The "TODAY" co-host spoke candidly to Mika Brzezinski about the pressures felt by women on TV and about rising to the demands of being a black woman in the news industry.
"TODAY" co-host Sheinelle Jones chats with Know Your Value founder Mika Brzezinski.
"TODAY" co-host Sheinelle Jones chats with Know Your Value founder Mika Brzezinski.Know Your Value

As co-host of the third hour of NBC's "TODAY" and a former anchor of "Weekend TODAY," Sheinelle Jones is accustomed to presenting stories for a national audience. But one slice of the audience in particular is never far from her mind.

“I remember when I was, you know, in middle school, high school, when I would turn on [the TV], I didn't see anybody who looked like me, quite frankly,” Jones recently told Know Your Value founder and "Morning Joe" co-host Mika Brzezinski. “And now I get letters from girls who see me.”

Before joining NBC News in 2014, Jones spent nearly a decade working at a Fox affiliate in Philadelphia, first as a general assignment reporter for the morning show “Good Day Philadelphia,” then as the show’s co-host.

“I remember when I was in Philadelphia, girls would say, ‘You had on yellow today, so then I asked my mom, can I wear yellow?” Jones remembered. “You know, it seems so simple when you're talking about politics and all these important things. But for me, like, the little girl who says, ‘I could do that,’ I want to be that for her [because] I didn't have a lot of that growing up. So it's not lost to me.”

While Jones is quick to acknowledge that her career has reached heights she never imagined, she also spoke candidly to Brzezinski about some of the pressures felt by women on TV, and about rising to the demands of being a black woman on television.

Beyond the difficulty of the job itself, “[there’s] the stress that people don't see,” Jones said. “They think we just come in and put on some makeup and there's pressure there.” She said that she feels there’s an additional, different kind of pressure on black women.

Sheinelle Jones
Sheinelle JonesNBC News

“Being an African-American woman doing what I do, I feel a sense of responsibility that there's pressure on me that I didn't realize I had,” Jones told Brzezinski. “If we're talking about a story and you know, a lot of African-American folks will watch and say, ‘Okay, what’s she gonna say, will she represent me? Will she represent me well?’ And so I always feel like I carry this,” Jones said.

She’s quick to note that this is far from a burden.

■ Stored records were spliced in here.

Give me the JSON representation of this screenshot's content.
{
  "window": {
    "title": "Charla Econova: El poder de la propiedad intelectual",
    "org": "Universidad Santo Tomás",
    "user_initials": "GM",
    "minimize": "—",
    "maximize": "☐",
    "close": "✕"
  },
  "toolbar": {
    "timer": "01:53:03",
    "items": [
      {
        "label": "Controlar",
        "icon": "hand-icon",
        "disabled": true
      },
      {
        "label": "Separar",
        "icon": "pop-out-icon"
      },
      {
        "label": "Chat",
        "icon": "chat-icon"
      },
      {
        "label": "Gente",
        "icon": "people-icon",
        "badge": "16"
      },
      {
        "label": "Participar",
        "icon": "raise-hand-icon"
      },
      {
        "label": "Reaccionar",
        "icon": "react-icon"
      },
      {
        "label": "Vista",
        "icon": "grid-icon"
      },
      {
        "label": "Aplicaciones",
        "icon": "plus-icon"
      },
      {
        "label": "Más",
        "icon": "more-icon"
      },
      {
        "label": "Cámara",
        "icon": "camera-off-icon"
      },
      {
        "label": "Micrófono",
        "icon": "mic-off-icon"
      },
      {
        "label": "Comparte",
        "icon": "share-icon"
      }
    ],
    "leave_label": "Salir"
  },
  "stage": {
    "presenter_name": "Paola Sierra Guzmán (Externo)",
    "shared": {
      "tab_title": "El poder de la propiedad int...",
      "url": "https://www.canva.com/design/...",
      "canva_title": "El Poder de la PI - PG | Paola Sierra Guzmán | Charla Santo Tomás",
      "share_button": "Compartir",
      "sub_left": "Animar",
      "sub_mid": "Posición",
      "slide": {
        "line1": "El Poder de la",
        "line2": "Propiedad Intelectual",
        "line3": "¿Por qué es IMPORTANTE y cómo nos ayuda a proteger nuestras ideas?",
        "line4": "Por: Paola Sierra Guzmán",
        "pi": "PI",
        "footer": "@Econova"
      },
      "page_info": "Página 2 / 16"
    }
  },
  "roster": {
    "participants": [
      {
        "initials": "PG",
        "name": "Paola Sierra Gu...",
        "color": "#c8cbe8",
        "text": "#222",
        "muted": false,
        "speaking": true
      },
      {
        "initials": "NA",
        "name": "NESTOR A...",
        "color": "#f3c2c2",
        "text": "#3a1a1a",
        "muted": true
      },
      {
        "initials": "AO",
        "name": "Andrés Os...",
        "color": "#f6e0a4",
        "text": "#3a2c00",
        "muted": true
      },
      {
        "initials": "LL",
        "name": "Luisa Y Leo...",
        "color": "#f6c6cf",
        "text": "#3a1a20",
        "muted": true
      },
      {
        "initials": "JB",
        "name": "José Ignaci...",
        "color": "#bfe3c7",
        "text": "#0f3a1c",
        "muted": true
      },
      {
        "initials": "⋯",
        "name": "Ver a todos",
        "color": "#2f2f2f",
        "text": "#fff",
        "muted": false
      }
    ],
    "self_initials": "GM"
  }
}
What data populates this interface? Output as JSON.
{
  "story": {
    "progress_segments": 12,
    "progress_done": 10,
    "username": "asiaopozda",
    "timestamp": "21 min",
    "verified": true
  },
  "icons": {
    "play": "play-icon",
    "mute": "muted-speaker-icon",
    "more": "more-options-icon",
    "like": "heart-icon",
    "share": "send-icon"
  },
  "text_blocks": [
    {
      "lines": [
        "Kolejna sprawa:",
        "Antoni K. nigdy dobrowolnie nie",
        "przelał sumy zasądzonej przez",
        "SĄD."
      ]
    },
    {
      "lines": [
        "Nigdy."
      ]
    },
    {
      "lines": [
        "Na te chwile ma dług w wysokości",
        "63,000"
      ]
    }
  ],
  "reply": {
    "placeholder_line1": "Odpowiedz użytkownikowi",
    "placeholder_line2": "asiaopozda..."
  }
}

She considers it a privilege. “But I do feel like, when I walk into a room, I'm not just walking in as myself,” Jones said. “I'm walking in as my grandmother who rooted for me. I'm walking in as my ancestor's wildest dreams. So I gave myself chills just talking about it. But I feel that pressure.”

As a child growing up in Wichita, Kansas, Jones spent a lot of time with her maternal grandmother, who encouraged her dream of becoming a news anchor.

“I remember one day I said [to my grandmother], I want to be a news reporter,” Jones remembered. “She said, ‘I like that… What would we need to do to be a news reporter? What kind of young lady would we need to be?’” While Jones pondered the answers to those questions, her grandmother called the secretary of their church, who worked at the front desk of an affiliate news television station in town. They arranged for Jones to visit the station, and before long, Jones was running the teleprompter — sometimes even in her cheerleading outfit, after rushing over to the station from a game.

And now, Jones’ grandparents in Wichita get to watch her on the 3rd Hour of "TODAY" every morning. Sometimes, Jones features photos of her 10-year-old daughter and 7-year-old twins.

“They don't text, but they can turn on [the show] every morning” Jones told Brzezinski. “I come on at 11 o'clock in Kansas, so 10 o'clock [Eastern time], and they can see me and I can put up pictures of my kids and they can see their great grandkids. That to me is everything.”